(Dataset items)
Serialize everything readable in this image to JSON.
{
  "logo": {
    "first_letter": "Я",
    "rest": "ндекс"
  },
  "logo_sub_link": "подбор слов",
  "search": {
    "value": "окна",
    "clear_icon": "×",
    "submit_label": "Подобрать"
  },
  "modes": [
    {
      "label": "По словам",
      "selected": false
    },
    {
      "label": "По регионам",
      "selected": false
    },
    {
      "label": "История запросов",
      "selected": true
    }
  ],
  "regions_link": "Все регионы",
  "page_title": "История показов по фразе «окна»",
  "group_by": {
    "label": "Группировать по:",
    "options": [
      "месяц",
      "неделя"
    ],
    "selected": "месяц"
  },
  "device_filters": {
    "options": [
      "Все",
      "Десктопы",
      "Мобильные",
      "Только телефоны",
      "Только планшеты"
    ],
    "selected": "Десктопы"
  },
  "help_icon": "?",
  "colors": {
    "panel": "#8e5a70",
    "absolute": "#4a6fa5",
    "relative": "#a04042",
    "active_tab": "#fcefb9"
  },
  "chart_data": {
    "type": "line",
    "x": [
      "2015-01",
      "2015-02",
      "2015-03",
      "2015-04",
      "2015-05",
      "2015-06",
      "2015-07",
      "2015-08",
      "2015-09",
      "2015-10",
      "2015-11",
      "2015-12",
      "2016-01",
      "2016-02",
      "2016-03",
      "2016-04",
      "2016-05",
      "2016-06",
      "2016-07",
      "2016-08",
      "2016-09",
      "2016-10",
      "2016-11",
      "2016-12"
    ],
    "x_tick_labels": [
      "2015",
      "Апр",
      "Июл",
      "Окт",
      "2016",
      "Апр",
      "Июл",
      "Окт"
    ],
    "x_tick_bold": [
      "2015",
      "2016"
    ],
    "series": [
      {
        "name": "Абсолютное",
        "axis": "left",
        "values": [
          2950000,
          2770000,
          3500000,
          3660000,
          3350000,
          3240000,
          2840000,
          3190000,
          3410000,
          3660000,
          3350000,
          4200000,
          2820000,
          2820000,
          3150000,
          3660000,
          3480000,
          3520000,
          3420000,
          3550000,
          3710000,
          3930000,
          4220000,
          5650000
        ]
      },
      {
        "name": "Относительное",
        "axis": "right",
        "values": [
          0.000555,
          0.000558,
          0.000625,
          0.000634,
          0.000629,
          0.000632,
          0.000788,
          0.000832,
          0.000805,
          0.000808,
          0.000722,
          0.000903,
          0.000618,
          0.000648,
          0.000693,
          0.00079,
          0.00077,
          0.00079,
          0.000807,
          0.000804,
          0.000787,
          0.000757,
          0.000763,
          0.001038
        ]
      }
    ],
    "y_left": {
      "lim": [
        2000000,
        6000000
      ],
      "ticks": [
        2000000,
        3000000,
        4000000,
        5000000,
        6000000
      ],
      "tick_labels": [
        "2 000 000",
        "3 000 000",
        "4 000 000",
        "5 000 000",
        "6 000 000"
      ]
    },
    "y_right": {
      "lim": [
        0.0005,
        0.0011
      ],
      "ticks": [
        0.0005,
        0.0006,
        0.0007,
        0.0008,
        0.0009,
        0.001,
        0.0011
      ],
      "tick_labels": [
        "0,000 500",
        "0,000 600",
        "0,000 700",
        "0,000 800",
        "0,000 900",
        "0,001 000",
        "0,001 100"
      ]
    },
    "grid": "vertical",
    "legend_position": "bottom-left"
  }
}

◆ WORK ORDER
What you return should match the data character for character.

◆ RESPONSE TO THIS TASK
Serialize everything readable in this image to JSON.
{
  "logo": {
    "first_letter": "Я",
    "rest": "ндекс"
  },
  "logo_sub_link": "подбор слов",
  "search": {
    "value": "окна",
    "clear_icon": "×",
    "submit_label": "Подобрать"
  },
  "modes": [
    {
      "label": "По словам",
      "selected": false
    },
    {
      "label": "По регионам",
      "selected": false
    },
    {
      "label": "История запросов",
      "selected": true
    }
  ],
  "regions_link": "Все регионы",
  "page_title": "История показов по фразе «окна»",
  "group_by": {
    "label": "Группировать по:",
    "options": [
      "месяц",
      "неделя"
    ],
    "selected": "месяц"
  },
  "device_filters": {
    "options": [
      "Все",
      "Десктопы",
      "Мобильные",
      "Только телефоны",
      "Только планшеты"
    ],
    "selected": "Десктопы"
  },
  "help_icon": "?",
  "colors": {
    "panel": "#8e5a70",
    "absolute": "#4a6fa5",
    "relative": "#a04042",
    "active_tab": "#fcefb9"
  },
  "chart_data": {
    "type": "line",
    "x": [
      "2015-01",
      "2015-02",
      "2015-03",
      "2015-04",
      "2015-05",
      "2015-06",
      "2015-07",
      "2015-08",
      "2015-09",
      "2015-10",
      "2015-11",
      "2015-12",
      "2016-01",
      "2016-02",
      "2016-03",
      "2016-04",
      "2016-05",
      "2016-06",
      "2016-07",
      "2016-08",
      "2016-09",
      "2016-10",
      "2016-11",
      "2016-12"
    ],
    "x_tick_labels": [
      "2015",
      "Апр",
      "Июл",
      "Окт",
      "2016",
      "Апр",
      "Июл",
      "Окт"
    ],
    "x_tick_bold": [
      "2015",
      "2016"
    ],
    "series": [
      {
        "name": "Абсолютное",
        "axis": "left",
        "values": [
          2950000,
          2770000,
          3500000,
          3660000,
          3350000,
          3240000,
          2840000,
          3190000,
          3410000,
          3660000,
          3350000,
          4200000,
          2820000,
          2820000,
          3150000,
          3660000,
          3480000,
          3520000,
          3420000,
          3550000,
          3710000,
          3930000,
          4220000,
          5650000
        ]
      },
      {
        "name": "Относительное",
        "axis": "right",
        "values": [
          0.000555,
          0.000558,
          0.000625,
          0.000634,
          0.000629,
          0.000632,
          0.000788,
          0.000832,
          0.000805,
          0.000808,
          0.000722,
          0.000903,
          0.000618,
          0.000648,
          0.000693,
          0.00079,
          0.00077,
          0.00079,
          0.000807,
          0.000804,
          0.000787,
          0.000757,
          0.000763,
          0.001038
        ]
      }
    ],
    "y_left": {
      "lim": [
        2000000,
        6000000
      ],
      "ticks": [
        2000000,
        3000000,
        4000000,
        5000000,
        6000000
      ],
      "tick_labels": [
        "2 000 000",
        "3 000 000",
        "4 000 000",
        "5 000 000",
        "6 000 000"
      ]
    },
    "y_right": {
      "lim": [
        0.0005,
        0.0011
      ],
      "ticks": [
        0.0005,
        0.0006,
        0.0007,
        0.0008,
        0.0009,
        0.001,
        0.0011
      ],
      "tick_labels": [
        "0,000 500",
        "0,000 600",
        "0,000 700",
        "0,000 800",
        "0,000 900",
        "0,001 000",
        "0,001 100"
      ]
    },
    "grid": "vertical",
    "legend_position": "bottom-left"
  }
}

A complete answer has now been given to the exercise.